## DATA SHOWN:
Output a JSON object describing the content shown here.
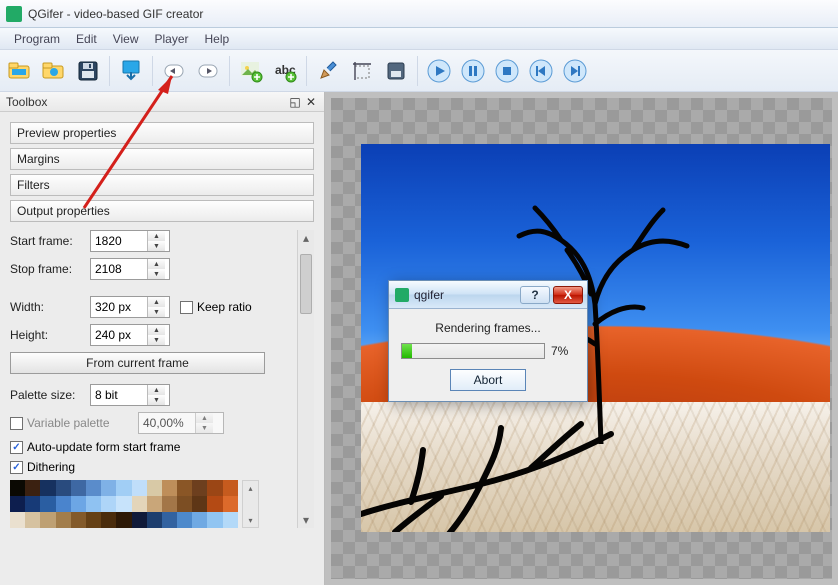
{
  "window": {
    "title": "QGifer - video-based GIF creator"
  },
  "menu": {
    "program": "Program",
    "edit": "Edit",
    "view": "View",
    "player": "Player",
    "help": "Help"
  },
  "toolbox": {
    "title": "Toolbox",
    "sections": {
      "preview": "Preview properties",
      "margins": "Margins",
      "filters": "Filters",
      "output": "Output properties"
    }
  },
  "output": {
    "start_frame_label": "Start frame:",
    "start_frame_value": "1820",
    "stop_frame_label": "Stop frame:",
    "stop_frame_value": "2108",
    "width_label": "Width:",
    "width_value": "320 px",
    "height_label": "Height:",
    "height_value": "240 px",
    "keep_ratio_label": "Keep ratio",
    "from_current_btn": "From current frame",
    "palette_size_label": "Palette size:",
    "palette_size_value": "8 bit",
    "variable_palette_label": "Variable palette",
    "variable_palette_pct": "40,00%",
    "auto_update_label": "Auto-update form start frame",
    "dithering_label": "Dithering"
  },
  "dialog": {
    "title": "qgifer",
    "rendering_label": "Rendering frames...",
    "percent_label": "7%",
    "percent_value": 7,
    "abort_label": "Abort"
  },
  "palette_colors": [
    [
      "#0b0903",
      "#3b2111",
      "#16315f",
      "#294b7e",
      "#3e68a3",
      "#5a8ccb",
      "#7fb1e6",
      "#a1cef5",
      "#c0defa",
      "#d8c9a6",
      "#be8e5a",
      "#8a5626",
      "#6d3f1e",
      "#9b4615",
      "#c65b1e"
    ],
    [
      "#0d1e4e",
      "#173a77",
      "#2a5ea2",
      "#4a84cd",
      "#6ca6e5",
      "#8fc2f2",
      "#aed5f8",
      "#c7e3fb",
      "#e3d5ba",
      "#c9a679",
      "#a37648",
      "#7c4e23",
      "#5e3616",
      "#b44a14",
      "#dc6a2b"
    ],
    [
      "#eae0cf",
      "#d6c2a0",
      "#bea073",
      "#a27d4b",
      "#835a2a",
      "#654015",
      "#4a2c0c",
      "#2d1906",
      "#101a39",
      "#1d3e6e",
      "#3262a0",
      "#4d89cb",
      "#6fa9e3",
      "#91c5f2",
      "#b3d9f8"
    ]
  ]
}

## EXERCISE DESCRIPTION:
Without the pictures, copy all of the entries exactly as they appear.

## TASK RESULT:
Output a JSON object describing the content shown here.
{
  "window": {
    "title": "QGifer - video-based GIF creator"
  },
  "menu": {
    "program": "Program",
    "edit": "Edit",
    "view": "View",
    "player": "Player",
    "help": "Help"
  },
  "toolbox": {
    "title": "Toolbox",
    "sections": {
      "preview": "Preview properties",
      "margins": "Margins",
      "filters": "Filters",
      "output": "Output properties"
    }
  },
  "output": {
    "start_frame_label": "Start frame:",
    "start_frame_value": "1820",
    "stop_frame_label": "Stop frame:",
    "stop_frame_value": "2108",
    "width_label": "Width:",
    "width_value": "320 px",
    "height_label": "Height:",
    "height_value": "240 px",
    "keep_ratio_label": "Keep ratio",
    "from_current_btn": "From current frame",
    "palette_size_label": "Palette size:",
    "palette_size_value": "8 bit",
    "variable_palette_label": "Variable palette",
    "variable_palette_pct": "40,00%",
    "auto_update_label": "Auto-update form start frame",
    "dithering_label": "Dithering"
  },
  "dialog": {
    "title": "qgifer",
    "rendering_label": "Rendering frames...",
    "percent_label": "7%",
    "percent_value": 7,
    "abort_label": "Abort"
  },
  "palette_colors": [
    [
      "#0b0903",
      "#3b2111",
      "#16315f",
      "#294b7e",
      "#3e68a3",
      "#5a8ccb",
      "#7fb1e6",
      "#a1cef5",
      "#c0defa",
      "#d8c9a6",
      "#be8e5a",
      "#8a5626",
      "#6d3f1e",
      "#9b4615",
      "#c65b1e"
    ],
    [
      "#0d1e4e",
      "#173a77",
      "#2a5ea2",
      "#4a84cd",
      "#6ca6e5",
      "#8fc2f2",
      "#aed5f8",
      "#c7e3fb",
      "#e3d5ba",
      "#c9a679",
      "#a37648",
      "#7c4e23",
      "#5e3616",
      "#b44a14",
      "#dc6a2b"
    ],
    [
      "#eae0cf",
      "#d6c2a0",
      "#bea073",
      "#a27d4b",
      "#835a2a",
      "#654015",
      "#4a2c0c",
      "#2d1906",
      "#101a39",
      "#1d3e6e",
      "#3262a0",
      "#4d89cb",
      "#6fa9e3",
      "#91c5f2",
      "#b3d9f8"
    ]
  ]
}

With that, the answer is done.